**WORK ORDER**
Across the records below, how many lines contain the string "this"? Give the number by itself.

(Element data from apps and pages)
^^^^^^^^
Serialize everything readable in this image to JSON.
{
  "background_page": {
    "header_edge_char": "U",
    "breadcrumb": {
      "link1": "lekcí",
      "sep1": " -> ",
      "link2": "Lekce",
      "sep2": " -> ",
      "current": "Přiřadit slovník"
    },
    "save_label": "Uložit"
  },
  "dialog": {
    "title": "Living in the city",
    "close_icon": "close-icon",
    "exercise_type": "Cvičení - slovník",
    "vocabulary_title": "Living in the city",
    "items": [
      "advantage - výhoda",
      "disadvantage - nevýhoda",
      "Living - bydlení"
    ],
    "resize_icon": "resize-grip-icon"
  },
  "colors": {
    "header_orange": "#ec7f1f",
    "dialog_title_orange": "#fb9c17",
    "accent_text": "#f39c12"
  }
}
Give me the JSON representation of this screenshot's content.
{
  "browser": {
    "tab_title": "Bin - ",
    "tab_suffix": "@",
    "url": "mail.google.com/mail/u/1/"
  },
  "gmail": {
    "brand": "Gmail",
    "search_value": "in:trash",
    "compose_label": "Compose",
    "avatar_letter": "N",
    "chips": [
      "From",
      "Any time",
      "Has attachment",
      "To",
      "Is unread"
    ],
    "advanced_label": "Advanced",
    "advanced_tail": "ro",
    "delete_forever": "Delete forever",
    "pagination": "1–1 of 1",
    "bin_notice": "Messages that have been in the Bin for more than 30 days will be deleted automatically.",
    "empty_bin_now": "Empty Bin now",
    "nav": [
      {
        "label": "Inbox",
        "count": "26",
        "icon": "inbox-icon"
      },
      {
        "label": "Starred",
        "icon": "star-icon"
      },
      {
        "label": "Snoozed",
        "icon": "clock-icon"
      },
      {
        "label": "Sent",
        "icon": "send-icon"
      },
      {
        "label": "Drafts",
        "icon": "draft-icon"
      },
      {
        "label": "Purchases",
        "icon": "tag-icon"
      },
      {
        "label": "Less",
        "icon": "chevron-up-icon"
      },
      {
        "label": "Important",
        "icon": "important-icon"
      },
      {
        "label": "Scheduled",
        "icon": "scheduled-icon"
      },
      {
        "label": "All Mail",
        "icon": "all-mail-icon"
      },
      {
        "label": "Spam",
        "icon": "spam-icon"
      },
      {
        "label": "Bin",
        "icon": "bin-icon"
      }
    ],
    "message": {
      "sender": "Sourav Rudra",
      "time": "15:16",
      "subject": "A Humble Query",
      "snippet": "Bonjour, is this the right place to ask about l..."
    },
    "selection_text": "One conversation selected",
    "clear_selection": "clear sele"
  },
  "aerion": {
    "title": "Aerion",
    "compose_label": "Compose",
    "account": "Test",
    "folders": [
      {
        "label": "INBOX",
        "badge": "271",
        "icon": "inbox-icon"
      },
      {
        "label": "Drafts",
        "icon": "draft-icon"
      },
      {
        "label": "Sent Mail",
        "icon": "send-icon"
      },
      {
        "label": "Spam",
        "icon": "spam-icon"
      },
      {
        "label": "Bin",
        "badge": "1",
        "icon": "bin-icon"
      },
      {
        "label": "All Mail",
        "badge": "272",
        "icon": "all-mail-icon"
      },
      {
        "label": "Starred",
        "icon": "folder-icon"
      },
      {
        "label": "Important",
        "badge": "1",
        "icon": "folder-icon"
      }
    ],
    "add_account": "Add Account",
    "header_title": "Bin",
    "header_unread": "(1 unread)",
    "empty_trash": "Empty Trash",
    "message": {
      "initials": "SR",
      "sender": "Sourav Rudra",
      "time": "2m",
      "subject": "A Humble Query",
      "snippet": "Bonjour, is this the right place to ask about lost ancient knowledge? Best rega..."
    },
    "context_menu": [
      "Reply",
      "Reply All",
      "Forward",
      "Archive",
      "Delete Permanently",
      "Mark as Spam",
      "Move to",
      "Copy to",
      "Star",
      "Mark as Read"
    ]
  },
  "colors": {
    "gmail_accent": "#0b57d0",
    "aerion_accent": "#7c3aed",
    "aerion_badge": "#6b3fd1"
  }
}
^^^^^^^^
**ANSWER TO THE EXERCISE**
4